Clive Seale’s follow up to earlier research into end of life practice (Hastening death in end-of-life care, Seale, 2009), published this week in Social Science and Medicine, found that over a third of doctors say they have given drugs to terminally ill patients, or withdrawn treatment, knowing that it would or intending to shorten their life.
Seale found, when looking at 3000 deaths, in 211 cases (7.4%), doctors gave drugs or stopped treatment to intentionally hasten the patient’s death. In 825 cases (28.9%), doctors made a decision on treatment that they knew would probably or certainly hasten death. Further to this, one in 10 patients asked their doctor to help them to die.
The research found that a doctors’ religious belief and views on assisted dying impacted on how they treated patients at the end of their life, with doctors who said they were religious or opposed the legalisation of assisted dying being less likely to report that they had acted to hasten a patients’ death.
Interestingly the research showed that there was no evidence of a ‘slippery slope’ in the practice of continuous deep sedation. The groups of people who are traditionally considered to be vulnerable were no more likely to be sedated than other groups.
This research highlights several areas of concern for Dignity in Dying.

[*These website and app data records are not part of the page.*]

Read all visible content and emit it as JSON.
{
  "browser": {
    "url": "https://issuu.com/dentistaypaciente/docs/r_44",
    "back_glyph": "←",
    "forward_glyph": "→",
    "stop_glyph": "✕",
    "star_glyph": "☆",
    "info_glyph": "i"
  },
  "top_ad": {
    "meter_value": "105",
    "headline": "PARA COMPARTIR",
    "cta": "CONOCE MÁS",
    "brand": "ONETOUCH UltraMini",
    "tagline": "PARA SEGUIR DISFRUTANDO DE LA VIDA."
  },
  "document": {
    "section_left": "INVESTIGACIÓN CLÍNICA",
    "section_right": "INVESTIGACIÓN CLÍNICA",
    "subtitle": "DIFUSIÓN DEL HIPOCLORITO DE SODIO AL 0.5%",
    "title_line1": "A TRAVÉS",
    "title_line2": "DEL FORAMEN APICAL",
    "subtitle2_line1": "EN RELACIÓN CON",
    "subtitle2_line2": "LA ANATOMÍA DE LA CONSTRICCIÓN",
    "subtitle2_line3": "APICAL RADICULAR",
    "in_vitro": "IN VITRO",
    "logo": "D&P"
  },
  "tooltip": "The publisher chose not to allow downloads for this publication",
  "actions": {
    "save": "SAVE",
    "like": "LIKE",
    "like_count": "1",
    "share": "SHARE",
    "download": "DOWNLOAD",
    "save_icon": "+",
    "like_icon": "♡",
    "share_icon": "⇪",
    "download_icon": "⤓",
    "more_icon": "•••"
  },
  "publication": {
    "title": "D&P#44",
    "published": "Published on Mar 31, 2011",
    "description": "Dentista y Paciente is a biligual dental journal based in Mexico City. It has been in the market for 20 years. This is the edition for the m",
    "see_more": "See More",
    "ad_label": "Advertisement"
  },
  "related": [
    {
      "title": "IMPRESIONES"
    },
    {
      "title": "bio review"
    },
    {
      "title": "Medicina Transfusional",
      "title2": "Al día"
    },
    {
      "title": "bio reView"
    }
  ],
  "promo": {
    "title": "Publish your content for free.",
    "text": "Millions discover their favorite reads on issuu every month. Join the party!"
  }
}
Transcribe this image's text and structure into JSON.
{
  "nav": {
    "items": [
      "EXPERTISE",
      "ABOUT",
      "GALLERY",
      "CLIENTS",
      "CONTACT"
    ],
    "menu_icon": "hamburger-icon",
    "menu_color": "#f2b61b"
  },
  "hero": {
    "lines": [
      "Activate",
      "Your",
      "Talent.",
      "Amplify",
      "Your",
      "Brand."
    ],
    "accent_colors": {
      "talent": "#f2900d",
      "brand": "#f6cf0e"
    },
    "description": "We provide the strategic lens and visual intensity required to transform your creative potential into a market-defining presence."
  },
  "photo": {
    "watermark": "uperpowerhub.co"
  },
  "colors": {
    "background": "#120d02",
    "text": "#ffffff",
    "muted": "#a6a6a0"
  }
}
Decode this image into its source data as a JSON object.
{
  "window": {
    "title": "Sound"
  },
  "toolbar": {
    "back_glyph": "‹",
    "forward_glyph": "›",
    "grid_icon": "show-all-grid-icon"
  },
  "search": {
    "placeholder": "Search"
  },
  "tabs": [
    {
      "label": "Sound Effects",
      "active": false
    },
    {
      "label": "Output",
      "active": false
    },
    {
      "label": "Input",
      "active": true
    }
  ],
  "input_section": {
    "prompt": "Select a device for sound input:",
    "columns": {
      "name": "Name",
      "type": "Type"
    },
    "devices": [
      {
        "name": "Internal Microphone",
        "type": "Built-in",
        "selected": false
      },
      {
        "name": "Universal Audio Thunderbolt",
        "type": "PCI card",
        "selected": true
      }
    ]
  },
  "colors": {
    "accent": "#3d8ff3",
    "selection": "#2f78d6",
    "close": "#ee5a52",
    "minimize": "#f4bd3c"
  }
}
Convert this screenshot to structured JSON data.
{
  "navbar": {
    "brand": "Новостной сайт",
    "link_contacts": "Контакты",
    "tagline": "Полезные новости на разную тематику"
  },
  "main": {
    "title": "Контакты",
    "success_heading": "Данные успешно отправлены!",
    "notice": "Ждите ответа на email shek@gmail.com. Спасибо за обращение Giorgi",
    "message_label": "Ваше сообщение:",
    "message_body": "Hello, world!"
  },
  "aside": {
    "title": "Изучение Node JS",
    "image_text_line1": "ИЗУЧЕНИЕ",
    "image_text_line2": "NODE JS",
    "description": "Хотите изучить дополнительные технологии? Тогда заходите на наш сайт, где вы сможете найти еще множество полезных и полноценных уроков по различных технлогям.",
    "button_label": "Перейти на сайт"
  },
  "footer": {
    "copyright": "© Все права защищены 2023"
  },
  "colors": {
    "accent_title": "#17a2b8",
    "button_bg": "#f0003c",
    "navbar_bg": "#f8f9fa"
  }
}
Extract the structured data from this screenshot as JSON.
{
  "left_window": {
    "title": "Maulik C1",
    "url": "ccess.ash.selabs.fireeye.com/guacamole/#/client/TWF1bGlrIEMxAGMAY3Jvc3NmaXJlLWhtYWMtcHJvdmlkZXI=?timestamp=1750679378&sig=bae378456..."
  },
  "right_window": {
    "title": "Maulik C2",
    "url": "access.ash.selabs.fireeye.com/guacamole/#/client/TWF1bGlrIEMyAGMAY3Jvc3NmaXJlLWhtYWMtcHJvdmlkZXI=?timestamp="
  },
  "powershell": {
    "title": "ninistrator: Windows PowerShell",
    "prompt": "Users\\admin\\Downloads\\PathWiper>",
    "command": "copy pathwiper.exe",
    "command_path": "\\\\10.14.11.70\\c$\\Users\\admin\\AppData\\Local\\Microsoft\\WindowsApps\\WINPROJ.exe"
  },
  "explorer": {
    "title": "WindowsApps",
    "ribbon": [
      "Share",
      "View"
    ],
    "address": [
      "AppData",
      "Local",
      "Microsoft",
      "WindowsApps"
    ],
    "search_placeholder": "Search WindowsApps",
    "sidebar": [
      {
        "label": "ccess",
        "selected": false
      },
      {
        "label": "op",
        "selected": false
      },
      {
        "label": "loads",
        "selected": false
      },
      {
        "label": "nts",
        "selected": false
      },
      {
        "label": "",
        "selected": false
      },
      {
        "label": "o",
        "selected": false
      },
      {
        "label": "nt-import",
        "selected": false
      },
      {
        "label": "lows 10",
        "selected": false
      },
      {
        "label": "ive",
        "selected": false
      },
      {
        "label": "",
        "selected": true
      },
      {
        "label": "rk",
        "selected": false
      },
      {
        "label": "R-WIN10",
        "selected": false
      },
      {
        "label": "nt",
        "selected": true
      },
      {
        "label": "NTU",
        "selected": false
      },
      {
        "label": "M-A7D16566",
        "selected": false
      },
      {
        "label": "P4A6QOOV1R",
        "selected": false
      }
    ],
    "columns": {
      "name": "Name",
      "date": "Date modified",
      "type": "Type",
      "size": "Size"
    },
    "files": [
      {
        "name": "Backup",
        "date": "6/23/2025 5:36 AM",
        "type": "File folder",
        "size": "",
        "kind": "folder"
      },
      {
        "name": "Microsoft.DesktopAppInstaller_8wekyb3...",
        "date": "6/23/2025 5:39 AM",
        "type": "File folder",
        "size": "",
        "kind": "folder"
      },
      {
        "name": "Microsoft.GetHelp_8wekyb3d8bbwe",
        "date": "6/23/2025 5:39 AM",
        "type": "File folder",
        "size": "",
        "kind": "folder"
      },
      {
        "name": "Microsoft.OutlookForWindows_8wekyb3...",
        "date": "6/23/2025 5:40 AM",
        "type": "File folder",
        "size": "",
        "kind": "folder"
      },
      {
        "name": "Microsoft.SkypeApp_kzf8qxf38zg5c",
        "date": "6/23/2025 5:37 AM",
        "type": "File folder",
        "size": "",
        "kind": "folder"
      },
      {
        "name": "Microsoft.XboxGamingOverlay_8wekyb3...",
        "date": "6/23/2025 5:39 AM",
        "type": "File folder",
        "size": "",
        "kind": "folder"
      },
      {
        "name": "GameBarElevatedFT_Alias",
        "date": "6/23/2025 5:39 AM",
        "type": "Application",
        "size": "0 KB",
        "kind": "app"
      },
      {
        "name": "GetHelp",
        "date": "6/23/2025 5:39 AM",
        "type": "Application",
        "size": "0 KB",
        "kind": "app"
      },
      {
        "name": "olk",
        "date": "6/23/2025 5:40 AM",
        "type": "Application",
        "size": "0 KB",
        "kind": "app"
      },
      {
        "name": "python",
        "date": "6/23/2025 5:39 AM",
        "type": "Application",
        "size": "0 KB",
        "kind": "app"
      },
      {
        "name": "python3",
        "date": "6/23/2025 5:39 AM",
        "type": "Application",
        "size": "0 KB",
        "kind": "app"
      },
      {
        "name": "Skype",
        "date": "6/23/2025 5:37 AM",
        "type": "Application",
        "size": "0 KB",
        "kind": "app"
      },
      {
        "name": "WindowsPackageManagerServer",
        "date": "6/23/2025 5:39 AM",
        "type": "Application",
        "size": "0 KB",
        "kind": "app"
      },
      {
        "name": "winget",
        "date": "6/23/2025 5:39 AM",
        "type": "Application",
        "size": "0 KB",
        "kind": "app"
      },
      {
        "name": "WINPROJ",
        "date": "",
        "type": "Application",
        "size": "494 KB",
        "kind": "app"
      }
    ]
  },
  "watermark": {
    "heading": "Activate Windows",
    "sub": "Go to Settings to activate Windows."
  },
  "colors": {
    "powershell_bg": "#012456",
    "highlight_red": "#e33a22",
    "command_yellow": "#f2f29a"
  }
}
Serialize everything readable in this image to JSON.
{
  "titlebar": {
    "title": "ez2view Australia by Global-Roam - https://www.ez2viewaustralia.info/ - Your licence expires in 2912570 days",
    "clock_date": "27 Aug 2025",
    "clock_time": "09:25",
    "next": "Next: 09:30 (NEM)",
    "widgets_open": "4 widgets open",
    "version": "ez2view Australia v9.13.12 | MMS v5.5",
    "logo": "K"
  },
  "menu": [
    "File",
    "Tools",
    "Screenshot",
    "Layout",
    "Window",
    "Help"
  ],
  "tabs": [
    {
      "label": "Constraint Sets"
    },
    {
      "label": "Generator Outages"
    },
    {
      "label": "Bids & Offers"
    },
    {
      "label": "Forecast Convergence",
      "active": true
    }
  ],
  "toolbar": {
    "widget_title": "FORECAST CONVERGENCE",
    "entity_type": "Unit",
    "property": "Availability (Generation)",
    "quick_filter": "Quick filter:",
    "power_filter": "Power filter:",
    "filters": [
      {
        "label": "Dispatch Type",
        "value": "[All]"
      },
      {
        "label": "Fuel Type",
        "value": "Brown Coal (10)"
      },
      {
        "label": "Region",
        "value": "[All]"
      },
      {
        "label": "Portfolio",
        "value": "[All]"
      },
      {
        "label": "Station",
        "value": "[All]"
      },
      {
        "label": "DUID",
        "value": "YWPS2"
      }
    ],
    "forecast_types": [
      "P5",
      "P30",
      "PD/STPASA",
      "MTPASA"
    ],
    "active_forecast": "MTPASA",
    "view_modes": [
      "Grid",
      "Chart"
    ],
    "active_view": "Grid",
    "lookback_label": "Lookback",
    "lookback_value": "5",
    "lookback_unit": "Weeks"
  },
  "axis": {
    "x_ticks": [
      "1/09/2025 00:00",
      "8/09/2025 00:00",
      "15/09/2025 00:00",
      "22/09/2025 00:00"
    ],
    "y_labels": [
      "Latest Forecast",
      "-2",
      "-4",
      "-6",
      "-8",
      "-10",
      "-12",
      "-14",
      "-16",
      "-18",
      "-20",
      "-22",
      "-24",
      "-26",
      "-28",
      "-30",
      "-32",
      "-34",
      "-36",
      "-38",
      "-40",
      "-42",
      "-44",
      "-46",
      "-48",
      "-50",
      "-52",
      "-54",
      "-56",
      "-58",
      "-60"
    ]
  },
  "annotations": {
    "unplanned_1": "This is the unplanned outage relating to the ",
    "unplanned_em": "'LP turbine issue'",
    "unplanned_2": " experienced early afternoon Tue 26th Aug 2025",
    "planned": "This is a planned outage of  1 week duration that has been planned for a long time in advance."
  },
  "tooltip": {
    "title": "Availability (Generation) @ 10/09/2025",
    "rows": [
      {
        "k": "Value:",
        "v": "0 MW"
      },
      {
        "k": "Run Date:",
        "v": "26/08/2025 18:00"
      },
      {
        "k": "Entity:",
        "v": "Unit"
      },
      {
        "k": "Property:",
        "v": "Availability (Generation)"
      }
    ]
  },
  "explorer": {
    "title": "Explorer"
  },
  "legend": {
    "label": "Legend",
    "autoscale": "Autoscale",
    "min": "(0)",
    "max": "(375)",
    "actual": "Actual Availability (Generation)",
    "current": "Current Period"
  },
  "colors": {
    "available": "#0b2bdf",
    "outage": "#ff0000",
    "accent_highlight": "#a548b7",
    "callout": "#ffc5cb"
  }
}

The first issue that the Seale research raises is patient choice. At Dignity in Dying we campaign for choice and control at the end of life, the key being that it is the patients’ choice, not the choice of the doctor. The second issue of concern is the existing ethical fudge which permits the refusal of treatment and terminal sedation, but not assisted dying. In some cases, where palliative care cannot be effective, the most compassionate option would be the choice of an assisted death. This would remove the need for a doctor to make life ending decisions on behalf of their patient. We are also deeply concerned that this research indicates that some doctors are putting their own beliefs above the wishes and clinical needs of their patients.
There is a clear need to shine a light on end of life decision making, and we hope that the Government will respond to the many issues that the Seale research highlights, as well as the consultation the DPP is doing on a prosecution policy for those who compassionately assist a loved one to die, by launching a commission into assisted dying and existing end of life practice.